*Task*
Within the data, how many lines hold the word "structured"? Answer with nothing but the number.

*Records for the exercise*

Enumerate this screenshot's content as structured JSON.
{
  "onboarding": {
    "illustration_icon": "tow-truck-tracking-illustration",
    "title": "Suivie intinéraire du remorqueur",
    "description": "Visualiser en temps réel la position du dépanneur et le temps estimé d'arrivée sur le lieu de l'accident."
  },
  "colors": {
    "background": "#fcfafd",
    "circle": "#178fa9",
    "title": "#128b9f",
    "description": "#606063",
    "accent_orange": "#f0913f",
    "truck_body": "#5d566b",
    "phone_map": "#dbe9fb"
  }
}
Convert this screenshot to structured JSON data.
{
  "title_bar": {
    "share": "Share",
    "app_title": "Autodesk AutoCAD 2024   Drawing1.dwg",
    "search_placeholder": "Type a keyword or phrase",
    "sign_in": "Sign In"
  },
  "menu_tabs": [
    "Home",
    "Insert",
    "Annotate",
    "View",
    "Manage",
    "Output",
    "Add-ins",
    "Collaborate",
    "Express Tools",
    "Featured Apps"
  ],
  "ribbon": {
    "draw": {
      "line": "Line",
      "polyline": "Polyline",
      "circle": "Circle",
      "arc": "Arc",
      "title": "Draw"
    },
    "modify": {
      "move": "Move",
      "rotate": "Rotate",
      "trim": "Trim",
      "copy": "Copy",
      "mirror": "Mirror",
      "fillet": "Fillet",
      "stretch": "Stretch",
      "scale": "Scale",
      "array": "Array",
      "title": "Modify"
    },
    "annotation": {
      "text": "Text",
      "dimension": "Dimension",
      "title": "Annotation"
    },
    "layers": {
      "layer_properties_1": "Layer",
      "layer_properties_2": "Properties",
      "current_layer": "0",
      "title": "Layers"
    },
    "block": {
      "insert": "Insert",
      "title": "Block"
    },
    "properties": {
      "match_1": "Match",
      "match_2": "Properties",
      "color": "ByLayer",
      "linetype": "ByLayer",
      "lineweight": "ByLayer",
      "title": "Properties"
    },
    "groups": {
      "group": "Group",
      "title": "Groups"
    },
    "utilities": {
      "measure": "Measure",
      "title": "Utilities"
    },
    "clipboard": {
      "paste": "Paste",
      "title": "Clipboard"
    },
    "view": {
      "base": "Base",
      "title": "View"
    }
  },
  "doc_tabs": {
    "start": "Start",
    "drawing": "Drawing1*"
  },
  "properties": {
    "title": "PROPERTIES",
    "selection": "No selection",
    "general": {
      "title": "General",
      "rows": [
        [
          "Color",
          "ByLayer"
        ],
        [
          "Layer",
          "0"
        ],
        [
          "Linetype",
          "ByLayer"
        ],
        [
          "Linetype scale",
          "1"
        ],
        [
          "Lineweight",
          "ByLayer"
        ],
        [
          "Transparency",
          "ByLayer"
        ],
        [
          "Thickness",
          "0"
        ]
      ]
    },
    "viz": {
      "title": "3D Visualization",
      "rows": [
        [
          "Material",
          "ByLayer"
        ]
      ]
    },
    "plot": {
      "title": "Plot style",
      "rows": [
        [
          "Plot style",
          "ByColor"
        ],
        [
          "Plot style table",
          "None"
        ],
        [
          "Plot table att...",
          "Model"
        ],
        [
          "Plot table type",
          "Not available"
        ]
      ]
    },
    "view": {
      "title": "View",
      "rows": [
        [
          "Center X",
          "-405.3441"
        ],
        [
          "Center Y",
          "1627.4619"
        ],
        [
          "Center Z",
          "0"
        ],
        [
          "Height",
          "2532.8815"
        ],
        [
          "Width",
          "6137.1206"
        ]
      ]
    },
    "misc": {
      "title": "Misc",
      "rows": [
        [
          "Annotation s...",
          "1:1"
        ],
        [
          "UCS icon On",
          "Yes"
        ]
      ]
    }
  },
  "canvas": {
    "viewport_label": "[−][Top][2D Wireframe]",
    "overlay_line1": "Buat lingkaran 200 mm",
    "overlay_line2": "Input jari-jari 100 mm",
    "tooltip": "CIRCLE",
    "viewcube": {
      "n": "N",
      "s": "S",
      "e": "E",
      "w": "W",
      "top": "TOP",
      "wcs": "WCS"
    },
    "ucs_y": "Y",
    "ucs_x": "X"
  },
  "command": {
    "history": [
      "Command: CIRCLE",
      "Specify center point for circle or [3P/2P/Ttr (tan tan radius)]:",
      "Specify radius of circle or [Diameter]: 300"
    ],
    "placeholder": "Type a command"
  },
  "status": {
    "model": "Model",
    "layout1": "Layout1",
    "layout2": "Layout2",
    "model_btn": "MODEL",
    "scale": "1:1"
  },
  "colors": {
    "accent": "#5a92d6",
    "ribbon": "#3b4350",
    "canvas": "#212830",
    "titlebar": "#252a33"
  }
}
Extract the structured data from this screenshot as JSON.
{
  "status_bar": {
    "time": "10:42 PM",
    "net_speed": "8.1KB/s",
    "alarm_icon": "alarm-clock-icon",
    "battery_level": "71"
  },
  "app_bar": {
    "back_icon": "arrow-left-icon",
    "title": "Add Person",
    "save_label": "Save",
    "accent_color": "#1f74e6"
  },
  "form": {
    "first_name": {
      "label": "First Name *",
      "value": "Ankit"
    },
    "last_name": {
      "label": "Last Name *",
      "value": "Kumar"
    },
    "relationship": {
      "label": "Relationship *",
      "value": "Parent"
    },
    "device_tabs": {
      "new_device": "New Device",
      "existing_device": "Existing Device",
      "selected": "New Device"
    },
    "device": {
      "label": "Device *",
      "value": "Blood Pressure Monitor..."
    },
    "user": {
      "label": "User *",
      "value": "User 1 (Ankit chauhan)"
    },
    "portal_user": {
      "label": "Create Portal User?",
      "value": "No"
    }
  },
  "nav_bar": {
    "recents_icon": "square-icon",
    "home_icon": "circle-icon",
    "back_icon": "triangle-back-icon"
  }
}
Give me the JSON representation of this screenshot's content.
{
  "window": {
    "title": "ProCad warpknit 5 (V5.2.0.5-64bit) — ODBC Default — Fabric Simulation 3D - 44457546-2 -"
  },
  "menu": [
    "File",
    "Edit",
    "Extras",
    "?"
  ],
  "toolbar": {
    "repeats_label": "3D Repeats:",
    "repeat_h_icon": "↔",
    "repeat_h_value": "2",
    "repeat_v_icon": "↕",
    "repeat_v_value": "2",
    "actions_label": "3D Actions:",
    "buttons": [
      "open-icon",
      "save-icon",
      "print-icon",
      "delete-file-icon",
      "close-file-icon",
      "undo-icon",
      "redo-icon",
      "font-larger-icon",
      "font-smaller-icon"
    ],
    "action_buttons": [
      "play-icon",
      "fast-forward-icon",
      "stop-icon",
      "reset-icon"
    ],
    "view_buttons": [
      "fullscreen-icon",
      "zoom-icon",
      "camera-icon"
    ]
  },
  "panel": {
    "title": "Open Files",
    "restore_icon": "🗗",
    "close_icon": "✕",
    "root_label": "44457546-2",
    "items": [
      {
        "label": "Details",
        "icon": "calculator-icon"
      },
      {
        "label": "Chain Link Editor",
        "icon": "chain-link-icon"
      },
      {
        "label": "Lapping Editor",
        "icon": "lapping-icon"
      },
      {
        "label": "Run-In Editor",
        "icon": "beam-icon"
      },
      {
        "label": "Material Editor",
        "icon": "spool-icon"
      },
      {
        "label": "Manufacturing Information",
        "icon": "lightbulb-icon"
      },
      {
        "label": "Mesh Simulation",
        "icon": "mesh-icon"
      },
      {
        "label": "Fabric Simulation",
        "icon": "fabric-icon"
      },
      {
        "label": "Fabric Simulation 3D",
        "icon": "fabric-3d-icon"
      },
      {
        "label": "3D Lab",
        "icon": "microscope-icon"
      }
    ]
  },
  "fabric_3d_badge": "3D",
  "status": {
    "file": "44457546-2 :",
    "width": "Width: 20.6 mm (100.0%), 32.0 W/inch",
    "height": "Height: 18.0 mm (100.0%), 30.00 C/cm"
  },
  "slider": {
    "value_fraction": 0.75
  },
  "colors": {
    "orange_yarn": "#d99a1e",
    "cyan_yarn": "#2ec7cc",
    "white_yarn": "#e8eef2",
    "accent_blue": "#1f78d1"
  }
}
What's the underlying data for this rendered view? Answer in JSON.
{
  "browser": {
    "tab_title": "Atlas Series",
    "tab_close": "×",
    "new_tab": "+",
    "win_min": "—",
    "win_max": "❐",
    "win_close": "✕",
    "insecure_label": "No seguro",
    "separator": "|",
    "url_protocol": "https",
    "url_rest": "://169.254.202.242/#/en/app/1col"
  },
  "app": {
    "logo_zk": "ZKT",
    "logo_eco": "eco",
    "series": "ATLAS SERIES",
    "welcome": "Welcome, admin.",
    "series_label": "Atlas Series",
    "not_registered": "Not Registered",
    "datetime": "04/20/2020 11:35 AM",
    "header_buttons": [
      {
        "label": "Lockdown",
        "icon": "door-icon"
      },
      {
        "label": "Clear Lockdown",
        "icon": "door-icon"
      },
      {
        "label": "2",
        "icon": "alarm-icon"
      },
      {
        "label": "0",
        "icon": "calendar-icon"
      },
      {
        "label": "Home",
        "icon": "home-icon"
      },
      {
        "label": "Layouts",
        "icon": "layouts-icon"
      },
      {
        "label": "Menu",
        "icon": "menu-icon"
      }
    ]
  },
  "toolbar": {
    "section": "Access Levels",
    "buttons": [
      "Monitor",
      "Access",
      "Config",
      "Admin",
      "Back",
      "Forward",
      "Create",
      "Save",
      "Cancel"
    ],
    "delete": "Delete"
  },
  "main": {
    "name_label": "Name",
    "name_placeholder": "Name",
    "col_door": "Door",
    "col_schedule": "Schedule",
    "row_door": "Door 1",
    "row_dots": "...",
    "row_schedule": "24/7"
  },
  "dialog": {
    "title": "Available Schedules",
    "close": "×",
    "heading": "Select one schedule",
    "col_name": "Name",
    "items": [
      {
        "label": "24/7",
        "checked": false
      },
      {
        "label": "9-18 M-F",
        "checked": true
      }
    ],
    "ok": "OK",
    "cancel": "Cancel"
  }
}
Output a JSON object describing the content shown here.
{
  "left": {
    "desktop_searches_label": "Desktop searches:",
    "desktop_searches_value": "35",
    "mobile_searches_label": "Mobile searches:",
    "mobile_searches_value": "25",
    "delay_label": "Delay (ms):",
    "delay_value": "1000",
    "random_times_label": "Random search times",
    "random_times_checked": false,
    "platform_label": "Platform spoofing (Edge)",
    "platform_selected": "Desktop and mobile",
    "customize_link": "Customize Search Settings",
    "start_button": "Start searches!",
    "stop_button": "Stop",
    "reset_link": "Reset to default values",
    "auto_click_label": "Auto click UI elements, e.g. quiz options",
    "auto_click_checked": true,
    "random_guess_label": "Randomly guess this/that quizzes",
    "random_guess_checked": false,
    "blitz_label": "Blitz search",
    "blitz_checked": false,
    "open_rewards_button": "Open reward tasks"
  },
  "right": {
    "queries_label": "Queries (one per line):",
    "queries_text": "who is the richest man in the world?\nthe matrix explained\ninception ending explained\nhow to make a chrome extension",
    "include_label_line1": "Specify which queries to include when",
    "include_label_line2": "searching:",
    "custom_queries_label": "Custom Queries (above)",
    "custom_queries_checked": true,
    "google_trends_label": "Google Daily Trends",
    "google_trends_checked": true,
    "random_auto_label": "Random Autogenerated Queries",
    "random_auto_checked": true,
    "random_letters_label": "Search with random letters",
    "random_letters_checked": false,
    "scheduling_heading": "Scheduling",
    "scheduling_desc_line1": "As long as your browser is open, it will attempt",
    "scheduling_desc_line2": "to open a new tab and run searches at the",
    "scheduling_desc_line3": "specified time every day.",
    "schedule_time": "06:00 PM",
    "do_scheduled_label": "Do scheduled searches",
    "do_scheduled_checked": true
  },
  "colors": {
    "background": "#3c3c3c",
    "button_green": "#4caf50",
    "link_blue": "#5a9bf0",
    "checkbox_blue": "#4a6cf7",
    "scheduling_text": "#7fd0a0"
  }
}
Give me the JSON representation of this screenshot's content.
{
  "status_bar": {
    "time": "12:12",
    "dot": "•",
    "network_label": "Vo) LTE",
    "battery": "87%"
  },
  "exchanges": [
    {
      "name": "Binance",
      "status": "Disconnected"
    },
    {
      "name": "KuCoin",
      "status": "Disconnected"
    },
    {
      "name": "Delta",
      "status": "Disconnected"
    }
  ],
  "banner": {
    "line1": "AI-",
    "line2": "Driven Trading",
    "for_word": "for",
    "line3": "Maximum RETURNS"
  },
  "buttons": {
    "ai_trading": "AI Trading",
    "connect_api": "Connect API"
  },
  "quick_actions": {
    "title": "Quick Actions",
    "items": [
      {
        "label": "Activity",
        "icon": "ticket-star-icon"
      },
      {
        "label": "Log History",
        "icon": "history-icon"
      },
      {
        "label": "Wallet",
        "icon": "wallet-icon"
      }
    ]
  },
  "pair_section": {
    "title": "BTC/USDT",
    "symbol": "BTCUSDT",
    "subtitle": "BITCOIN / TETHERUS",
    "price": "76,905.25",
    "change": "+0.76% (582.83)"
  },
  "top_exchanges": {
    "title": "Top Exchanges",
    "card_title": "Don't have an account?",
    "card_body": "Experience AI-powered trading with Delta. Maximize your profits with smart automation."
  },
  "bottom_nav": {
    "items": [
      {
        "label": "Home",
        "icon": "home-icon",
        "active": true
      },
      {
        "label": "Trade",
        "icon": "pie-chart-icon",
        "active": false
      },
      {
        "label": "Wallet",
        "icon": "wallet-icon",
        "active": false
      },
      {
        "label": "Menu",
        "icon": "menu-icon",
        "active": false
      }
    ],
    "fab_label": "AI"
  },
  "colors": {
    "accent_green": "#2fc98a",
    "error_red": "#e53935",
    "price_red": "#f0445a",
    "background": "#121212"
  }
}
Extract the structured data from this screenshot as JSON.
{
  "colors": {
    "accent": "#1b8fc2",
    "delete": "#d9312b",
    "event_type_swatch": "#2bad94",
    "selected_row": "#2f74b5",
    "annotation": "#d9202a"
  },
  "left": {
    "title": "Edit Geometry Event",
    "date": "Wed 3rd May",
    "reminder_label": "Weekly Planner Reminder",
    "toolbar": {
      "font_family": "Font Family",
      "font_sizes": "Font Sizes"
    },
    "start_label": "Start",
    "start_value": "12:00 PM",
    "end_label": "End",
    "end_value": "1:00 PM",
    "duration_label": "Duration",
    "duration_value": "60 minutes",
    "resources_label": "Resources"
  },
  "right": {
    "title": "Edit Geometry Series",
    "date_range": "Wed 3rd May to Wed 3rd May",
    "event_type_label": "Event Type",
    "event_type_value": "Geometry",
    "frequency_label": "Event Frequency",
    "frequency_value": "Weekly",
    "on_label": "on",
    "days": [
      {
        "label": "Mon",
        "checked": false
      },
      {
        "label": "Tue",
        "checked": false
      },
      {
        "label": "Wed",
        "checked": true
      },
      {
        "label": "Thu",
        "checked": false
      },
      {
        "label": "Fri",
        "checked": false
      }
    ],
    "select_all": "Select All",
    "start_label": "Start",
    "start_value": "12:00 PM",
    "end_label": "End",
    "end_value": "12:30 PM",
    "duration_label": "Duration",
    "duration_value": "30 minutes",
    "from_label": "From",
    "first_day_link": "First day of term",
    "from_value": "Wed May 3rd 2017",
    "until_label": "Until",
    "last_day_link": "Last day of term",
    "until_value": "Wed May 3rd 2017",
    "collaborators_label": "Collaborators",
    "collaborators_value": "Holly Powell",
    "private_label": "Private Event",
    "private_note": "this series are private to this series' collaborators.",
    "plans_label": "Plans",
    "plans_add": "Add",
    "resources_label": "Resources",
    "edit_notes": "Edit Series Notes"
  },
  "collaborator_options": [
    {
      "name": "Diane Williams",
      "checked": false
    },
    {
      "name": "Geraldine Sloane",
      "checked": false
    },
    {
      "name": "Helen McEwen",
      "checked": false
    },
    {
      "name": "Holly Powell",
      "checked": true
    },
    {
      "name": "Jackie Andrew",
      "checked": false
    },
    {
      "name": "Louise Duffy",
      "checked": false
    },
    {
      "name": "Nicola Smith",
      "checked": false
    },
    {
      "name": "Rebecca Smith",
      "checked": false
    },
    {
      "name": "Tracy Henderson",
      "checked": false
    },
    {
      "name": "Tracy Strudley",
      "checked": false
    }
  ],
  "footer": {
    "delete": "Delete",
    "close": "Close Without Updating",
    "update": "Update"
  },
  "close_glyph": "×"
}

*Solution below*
4